Carne crudo literally translates to "raw meat" and, if eaten in Piedmont, that’s pretty much all you get, diced meat seasoned lightly, dressed liberally with olive oil and served with only a lemon wedge. It's a simple and delicious starter, and entirely reliant on the quality of the raw ingredients. This version has a few more ingredients and technically is closer to steak tartare, which is what the rest of the world calls it.




Skill level

Average: 5 (1 vote)


  • 12 very thin slices of sourdough bread
  • 4 small eschalots, finely sliced
  • olive oil
  • sweet white vinegar
  • 240 g beef eye fillet
  • 2 egg yolks
  • 30 g finely grated parmesan
  • fine zest of 1 lemon
  • 1 tbsp roughly chopped capers
  • 2 tbsp finely chopped store-bought pickled dill cucumber
  • 1 tbsp finely chopped chives
  • olive oil
  • river salt and black pepper

Cook's notes

Oven temperatures are for conventional; if using fan-forced (convection), reduce the temperature by 20˚C. | We use Australian tablespoons and cups: 1 teaspoon equals 5 ml; 1 tablespoon equals 20 ml; 1 cup equals 250 ml. | All herbs are fresh (unless specified) and cups are lightly packed. | All vegetables are medium size and peeled, unless specified. | All eggs are 55-60 g, unless specified.


Drying time 1 hour

Lay your pieces of bread on a baking tray; it’s okay if they overlap slightly, and drizzle with a very small amount of olive oil. Place the tray in an oven at 100°C for about an hour or until the bread is completely dry and crisp.

While your bread is drying, soak your eschalots under cold running water for about 20 minutes or so to take away some of their sharp flavour. Let them sit in cold water until you are ready to use them.

Take your piece of beef and cut it into very thin slices, making small piles about 4 slices high. Once you have lots of nice small piles, cut each across into thin slices before turning and slicing thinly again the other way. Try and do this swiftly so your beef doesn’t warm and also nicely, so you end up with a lovely even dice. Place the beef into a bowl, cover the surface with plastic wrap and place back in the fridge to cool a little.

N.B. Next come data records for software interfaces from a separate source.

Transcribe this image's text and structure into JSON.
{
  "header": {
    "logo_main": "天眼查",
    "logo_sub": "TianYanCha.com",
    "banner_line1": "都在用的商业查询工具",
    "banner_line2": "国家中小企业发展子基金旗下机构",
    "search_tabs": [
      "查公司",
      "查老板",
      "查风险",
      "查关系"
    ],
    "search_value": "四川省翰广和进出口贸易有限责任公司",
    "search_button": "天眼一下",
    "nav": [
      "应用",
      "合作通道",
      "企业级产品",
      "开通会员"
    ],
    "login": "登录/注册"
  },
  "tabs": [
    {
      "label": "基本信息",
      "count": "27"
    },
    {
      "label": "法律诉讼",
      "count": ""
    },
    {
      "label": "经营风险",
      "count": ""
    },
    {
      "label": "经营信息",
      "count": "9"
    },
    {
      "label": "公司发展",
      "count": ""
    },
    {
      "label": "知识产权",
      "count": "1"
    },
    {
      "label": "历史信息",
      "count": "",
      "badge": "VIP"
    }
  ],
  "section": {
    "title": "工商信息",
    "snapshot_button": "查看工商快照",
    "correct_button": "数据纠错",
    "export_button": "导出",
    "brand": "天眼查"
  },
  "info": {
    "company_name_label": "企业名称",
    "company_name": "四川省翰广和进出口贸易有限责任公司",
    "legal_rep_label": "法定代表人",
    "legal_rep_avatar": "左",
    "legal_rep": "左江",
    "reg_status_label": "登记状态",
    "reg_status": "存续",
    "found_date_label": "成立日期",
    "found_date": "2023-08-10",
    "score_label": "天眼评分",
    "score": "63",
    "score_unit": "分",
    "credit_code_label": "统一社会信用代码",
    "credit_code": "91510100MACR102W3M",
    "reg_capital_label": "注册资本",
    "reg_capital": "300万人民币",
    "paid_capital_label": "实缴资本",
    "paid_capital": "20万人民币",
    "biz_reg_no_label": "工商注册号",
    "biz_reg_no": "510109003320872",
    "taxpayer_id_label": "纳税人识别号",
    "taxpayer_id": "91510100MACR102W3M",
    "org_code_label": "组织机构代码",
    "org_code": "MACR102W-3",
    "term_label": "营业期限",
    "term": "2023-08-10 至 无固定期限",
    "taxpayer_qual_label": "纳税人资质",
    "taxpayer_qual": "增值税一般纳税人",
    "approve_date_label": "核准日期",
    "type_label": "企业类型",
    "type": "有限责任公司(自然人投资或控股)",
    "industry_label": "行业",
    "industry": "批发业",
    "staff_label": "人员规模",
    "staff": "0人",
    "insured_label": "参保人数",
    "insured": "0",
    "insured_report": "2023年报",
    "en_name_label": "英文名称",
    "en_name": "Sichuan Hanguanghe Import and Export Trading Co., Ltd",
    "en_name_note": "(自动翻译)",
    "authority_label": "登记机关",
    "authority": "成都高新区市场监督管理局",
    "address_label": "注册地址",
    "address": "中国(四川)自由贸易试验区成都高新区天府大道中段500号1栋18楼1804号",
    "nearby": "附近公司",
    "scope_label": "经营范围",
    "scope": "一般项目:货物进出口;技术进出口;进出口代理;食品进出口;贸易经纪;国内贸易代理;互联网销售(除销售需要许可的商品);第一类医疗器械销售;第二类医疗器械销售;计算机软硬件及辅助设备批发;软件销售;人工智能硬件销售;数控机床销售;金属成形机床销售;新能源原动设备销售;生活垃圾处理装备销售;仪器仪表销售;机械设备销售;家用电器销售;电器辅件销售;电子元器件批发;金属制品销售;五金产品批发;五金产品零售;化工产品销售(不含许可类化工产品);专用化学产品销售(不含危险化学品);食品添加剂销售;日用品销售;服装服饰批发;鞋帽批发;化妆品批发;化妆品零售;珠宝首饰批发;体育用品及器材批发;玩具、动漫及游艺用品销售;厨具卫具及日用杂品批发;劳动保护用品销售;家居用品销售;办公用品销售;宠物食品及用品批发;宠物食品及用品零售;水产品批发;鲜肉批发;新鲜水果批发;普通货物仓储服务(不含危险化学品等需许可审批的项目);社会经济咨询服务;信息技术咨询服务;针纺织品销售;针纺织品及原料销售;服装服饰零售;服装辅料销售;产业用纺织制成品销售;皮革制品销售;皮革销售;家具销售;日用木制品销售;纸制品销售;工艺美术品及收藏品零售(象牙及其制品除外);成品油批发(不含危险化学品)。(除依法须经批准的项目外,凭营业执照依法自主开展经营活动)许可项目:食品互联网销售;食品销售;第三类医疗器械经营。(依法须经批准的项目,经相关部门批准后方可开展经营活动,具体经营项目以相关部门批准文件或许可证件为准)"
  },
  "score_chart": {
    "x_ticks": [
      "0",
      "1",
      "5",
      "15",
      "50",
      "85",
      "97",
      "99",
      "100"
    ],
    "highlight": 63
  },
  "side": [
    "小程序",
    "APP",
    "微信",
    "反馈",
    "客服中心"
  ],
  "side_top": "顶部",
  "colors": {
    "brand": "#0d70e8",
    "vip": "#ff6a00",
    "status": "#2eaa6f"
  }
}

In the meantime, assemble all your other ingredients. Squeeze out the eschalots, place them in a bowl, season with a little salt and then add a good splash of vinegar and a little splash of olive oil. Set aside.

Take your beef out of the fridge, add the yolk, parmesan, egg, capers and pickled cucumber. Also add a nice splash of olive oil and a good amount of seasoning. Give this all a thorough mix making sure it’s well combined.

Have a taste and adjust the seasoning and make sure you have enough oil so the mix is a little loose. Once you are happy, stir in the chives before placing your meat onto a serving platter, drizzling a little extra oil on top and giving it a final turn of black pepper.

Serve with the eschalots on the side and the dried bread in a pile.

• A few things - it’s easier to get very thin slices from bread that is slightly stale. When cutting your beef make sure you have a very sharp knife. There are many different types of pickled cucumbers, use the ones that you like best.


Photographs by Benito Martin. Styling by Lynsey Fryers. Food preparation by Suresh Watson.

For a taste of O Tama Carey’s cooking, visit her at Berta restaurant in Sydney. Like Berta on Facebook, and follow the restaurant on Twitter and Instagram.